- [YOUR GOAL] An exact repetition of the listing is required.
__________
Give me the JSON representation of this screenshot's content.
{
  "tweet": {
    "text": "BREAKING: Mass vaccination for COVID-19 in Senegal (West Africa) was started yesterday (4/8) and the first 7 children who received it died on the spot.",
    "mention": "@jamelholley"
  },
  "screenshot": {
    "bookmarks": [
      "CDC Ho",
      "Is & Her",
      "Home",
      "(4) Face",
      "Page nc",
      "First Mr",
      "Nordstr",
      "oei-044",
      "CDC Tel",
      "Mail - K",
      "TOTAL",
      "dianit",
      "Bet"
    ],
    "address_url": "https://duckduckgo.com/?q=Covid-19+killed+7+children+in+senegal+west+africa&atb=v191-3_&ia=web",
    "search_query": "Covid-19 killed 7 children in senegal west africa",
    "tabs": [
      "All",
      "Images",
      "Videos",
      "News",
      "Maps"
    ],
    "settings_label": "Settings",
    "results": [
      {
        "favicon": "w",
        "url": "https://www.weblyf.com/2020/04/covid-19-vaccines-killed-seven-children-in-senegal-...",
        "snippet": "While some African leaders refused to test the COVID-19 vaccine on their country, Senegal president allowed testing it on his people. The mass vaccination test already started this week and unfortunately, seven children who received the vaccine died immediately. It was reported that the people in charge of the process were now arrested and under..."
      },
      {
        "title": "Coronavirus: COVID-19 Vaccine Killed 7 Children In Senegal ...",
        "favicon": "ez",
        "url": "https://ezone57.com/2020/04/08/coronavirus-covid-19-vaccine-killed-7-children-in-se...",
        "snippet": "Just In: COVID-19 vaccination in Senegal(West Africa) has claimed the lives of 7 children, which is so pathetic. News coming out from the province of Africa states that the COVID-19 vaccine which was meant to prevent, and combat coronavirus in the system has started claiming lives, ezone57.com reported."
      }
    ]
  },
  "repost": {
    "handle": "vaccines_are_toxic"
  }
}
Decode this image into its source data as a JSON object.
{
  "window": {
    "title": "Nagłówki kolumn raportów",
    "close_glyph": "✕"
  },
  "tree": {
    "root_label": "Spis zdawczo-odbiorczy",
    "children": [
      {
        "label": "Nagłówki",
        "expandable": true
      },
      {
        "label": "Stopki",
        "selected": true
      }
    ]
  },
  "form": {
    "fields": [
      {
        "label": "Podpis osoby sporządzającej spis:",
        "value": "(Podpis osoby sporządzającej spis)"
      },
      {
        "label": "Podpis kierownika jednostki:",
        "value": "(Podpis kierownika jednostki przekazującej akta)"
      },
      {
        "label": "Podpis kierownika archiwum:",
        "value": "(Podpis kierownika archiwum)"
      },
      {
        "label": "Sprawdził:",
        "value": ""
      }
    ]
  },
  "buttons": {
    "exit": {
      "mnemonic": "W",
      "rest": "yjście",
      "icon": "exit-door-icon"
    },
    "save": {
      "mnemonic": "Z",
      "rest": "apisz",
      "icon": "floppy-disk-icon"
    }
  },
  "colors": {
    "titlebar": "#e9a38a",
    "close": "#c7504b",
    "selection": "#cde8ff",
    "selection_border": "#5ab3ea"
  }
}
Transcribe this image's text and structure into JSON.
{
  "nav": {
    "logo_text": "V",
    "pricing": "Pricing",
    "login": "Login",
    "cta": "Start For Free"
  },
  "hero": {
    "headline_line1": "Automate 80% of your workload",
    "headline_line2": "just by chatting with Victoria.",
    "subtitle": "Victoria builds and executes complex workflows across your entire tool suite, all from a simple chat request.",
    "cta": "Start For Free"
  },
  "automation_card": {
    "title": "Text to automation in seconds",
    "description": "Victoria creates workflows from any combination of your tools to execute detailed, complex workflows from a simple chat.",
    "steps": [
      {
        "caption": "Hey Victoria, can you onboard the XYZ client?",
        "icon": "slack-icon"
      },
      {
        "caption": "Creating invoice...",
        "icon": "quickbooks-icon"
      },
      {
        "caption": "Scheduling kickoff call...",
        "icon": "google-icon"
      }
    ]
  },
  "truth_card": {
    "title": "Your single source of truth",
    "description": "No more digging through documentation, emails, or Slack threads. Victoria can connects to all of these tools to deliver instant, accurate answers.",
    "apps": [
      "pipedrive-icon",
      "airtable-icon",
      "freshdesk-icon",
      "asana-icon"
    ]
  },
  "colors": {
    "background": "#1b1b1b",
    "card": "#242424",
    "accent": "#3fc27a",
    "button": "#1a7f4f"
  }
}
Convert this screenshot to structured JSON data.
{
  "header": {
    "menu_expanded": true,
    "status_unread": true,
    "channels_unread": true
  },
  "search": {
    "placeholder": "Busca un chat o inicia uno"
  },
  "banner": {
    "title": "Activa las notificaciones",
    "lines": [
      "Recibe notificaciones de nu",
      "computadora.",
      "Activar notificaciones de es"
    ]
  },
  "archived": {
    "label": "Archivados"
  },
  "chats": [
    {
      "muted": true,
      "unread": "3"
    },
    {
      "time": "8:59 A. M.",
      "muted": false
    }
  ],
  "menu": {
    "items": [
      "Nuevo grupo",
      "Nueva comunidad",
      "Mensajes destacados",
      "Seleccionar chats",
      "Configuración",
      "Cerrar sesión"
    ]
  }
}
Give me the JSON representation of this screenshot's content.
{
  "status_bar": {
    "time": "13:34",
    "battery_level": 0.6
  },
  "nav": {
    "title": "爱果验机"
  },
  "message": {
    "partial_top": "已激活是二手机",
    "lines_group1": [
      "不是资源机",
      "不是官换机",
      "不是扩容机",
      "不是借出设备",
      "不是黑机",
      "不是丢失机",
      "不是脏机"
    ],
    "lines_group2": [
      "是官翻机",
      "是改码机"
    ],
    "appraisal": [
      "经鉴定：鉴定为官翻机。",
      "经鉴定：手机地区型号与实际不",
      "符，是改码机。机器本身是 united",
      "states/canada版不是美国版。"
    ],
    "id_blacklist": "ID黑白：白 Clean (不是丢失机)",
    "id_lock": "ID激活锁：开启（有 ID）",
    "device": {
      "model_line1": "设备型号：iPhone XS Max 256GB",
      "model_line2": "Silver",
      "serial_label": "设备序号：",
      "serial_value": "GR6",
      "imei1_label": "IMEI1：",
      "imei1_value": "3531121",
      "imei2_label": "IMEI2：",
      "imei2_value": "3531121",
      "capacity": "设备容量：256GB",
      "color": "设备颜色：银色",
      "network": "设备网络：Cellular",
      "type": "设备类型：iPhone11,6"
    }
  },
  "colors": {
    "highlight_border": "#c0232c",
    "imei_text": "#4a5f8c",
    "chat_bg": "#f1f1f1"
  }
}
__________
- [EXPECTED ANSWER]
Give me the JSON representation of this screenshot's content.
{
  "tweet": {
    "text": "BREAKING: Mass vaccination for COVID-19 in Senegal (West Africa) was started yesterday (4/8) and the first 7 children who received it died on the spot.",
    "mention": "@jamelholley"
  },
  "screenshot": {
    "bookmarks": [
      "CDC Ho",
      "Is & Her",
      "Home",
      "(4) Face",
      "Page nc",
      "First Mr",
      "Nordstr",
      "oei-044",
      "CDC Tel",
      "Mail - K",
      "TOTAL",
      "dianit",
      "Bet"
    ],
    "address_url": "https://duckduckgo.com/?q=Covid-19+killed+7+children+in+senegal+west+africa&atb=v191-3_&ia=web",
    "search_query": "Covid-19 killed 7 children in senegal west africa",
    "tabs": [
      "All",
      "Images",
      "Videos",
      "News",
      "Maps"
    ],
    "settings_label": "Settings",
    "results": [
      {
        "favicon": "w",
        "url": "https://www.weblyf.com/2020/04/covid-19-vaccines-killed-seven-children-in-senegal-...",
        "snippet": "While some African leaders refused to test the COVID-19 vaccine on their country, Senegal president allowed testing it on his people. The mass vaccination test already started this week and unfortunately, seven children who received the vaccine died immediately. It was reported that the people in charge of the process were now arrested and under..."
      },
      {
        "title": "Coronavirus: COVID-19 Vaccine Killed 7 Children In Senegal ...",
        "favicon": "ez",
        "url": "https://ezone57.com/2020/04/08/coronavirus-covid-19-vaccine-killed-7-children-in-se...",
        "snippet": "Just In: COVID-19 vaccination in Senegal(West Africa) has claimed the lives of 7 children, which is so pathetic. News coming out from the province of Africa states that the COVID-19 vaccine which was meant to prevent, and combat coronavirus in the system has started claiming lives, ezone57.com reported."
      }
    ]
  },
  "repost": {
    "handle": "vaccines_are_toxic"
  }
}
Decode this image into its source data as a JSON object.
{
  "window": {
    "title": "Nagłówki kolumn raportów",
    "close_glyph": "✕"
  },
  "tree": {
    "root_label": "Spis zdawczo-odbiorczy",
    "children": [
      {
        "label": "Nagłówki",
        "expandable": true
      },
      {
        "label": "Stopki",
        "selected": true
      }
    ]
  },
  "form": {
    "fields": [
      {
        "label": "Podpis osoby sporządzającej spis:",
        "value": "(Podpis osoby sporządzającej spis)"
      },
      {
        "label": "Podpis kierownika jednostki:",
        "value": "(Podpis kierownika jednostki przekazującej akta)"
      },
      {
        "label": "Podpis kierownika archiwum:",
        "value": "(Podpis kierownika archiwum)"
      },
      {
        "label": "Sprawdził:",
        "value": ""
      }
    ]
  },
  "buttons": {
    "exit": {
      "mnemonic": "W",
      "rest": "yjście",
      "icon": "exit-door-icon"
    },
    "save": {
      "mnemonic": "Z",
      "rest": "apisz",
      "icon": "floppy-disk-icon"
    }
  },
  "colors": {
    "titlebar": "#e9a38a",
    "close": "#c7504b",
    "selection": "#cde8ff",
    "selection_border": "#5ab3ea"
  }
}
Transcribe this image's text and structure into JSON.
{
  "nav": {
    "logo_text": "V",
    "pricing": "Pricing",
    "login": "Login",
    "cta": "Start For Free"
  },
  "hero": {
    "headline_line1": "Automate 80% of your workload",
    "headline_line2": "just by chatting with Victoria.",
    "subtitle": "Victoria builds and executes complex workflows across your entire tool suite, all from a simple chat request.",
    "cta": "Start For Free"
  },
  "automation_card": {
    "title": "Text to automation in seconds",
    "description": "Victoria creates workflows from any combination of your tools to execute detailed, complex workflows from a simple chat.",
    "steps": [
      {
        "caption": "Hey Victoria, can you onboard the XYZ client?",
        "icon": "slack-icon"
      },
      {
        "caption": "Creating invoice...",
        "icon": "quickbooks-icon"
      },
      {
        "caption": "Scheduling kickoff call...",
        "icon": "google-icon"
      }
    ]
  },
  "truth_card": {
    "title": "Your single source of truth",
    "description": "No more digging through documentation, emails, or Slack threads. Victoria can connects to all of these tools to deliver instant, accurate answers.",
    "apps": [
      "pipedrive-icon",
      "airtable-icon",
      "freshdesk-icon",
      "asana-icon"
    ]
  },
  "colors": {
    "background": "#1b1b1b",
    "card": "#242424",
    "accent": "#3fc27a",
    "button": "#1a7f4f"
  }
}
Convert this screenshot to structured JSON data.
{
  "header": {
    "menu_expanded": true,
    "status_unread": true,
    "channels_unread": true
  },
  "search": {
    "placeholder": "Busca un chat o inicia uno"
  },
  "banner": {
    "title": "Activa las notificaciones",
    "lines": [
      "Recibe notificaciones de nu",
      "computadora.",
      "Activar notificaciones de es"
    ]
  },
  "archived": {
    "label": "Archivados"
  },
  "chats": [
    {
      "muted": true,
      "unread": "3"
    },
    {
      "time": "8:59 A. M.",
      "muted": false
    }
  ],
  "menu": {
    "items": [
      "Nuevo grupo",
      "Nueva comunidad",
      "Mensajes destacados",
      "Seleccionar chats",
      "Configuración",
      "Cerrar sesión"
    ]
  }
}
Give me the JSON representation of this screenshot's content.
{
  "status_bar": {
    "time": "13:34",
    "battery_level": 0.6
  },
  "nav": {
    "title": "爱果验机"
  },
  "message": {
    "partial_top": "已激活是二手机",
    "lines_group1": [
      "不是资源机",
      "不是官换机",
      "不是扩容机",
      "不是借出设备",
      "不是黑机",
      "不是丢失机",
      "不是脏机"
    ],
    "lines_group2": [
      "是官翻机",
      "是改码机"
    ],
    "appraisal": [
      "经鉴定：鉴定为官翻机。",
      "经鉴定：手机地区型号与实际不",
      "符，是改码机。机器本身是 united",
      "states/canada版不是美国版。"
    ],
    "id_blacklist": "ID黑白：白 Clean (不是丢失机)",
    "id_lock": "ID激活锁：开启（有 ID）",
    "device": {
      "model_line1": "设备型号：iPhone XS Max 256GB",
      "model_line2": "Silver",
      "serial_label": "设备序号：",
      "serial_value": "GR6",
      "imei1_label": "IMEI1：",
      "imei1_value": "3531121",
      "imei2_label": "IMEI2：",
      "imei2_value": "3531121",
      "capacity": "设备容量：256GB",
      "color": "设备颜色：银色",
      "network": "设备网络：Cellular",
      "type": "设备类型：iPhone11,6"
    }
  },
  "colors": {
    "highlight_border": "#c0232c",
    "imei_text": "#4a5f8c",
    "chat_bg": "#f1f1f1"
  }
}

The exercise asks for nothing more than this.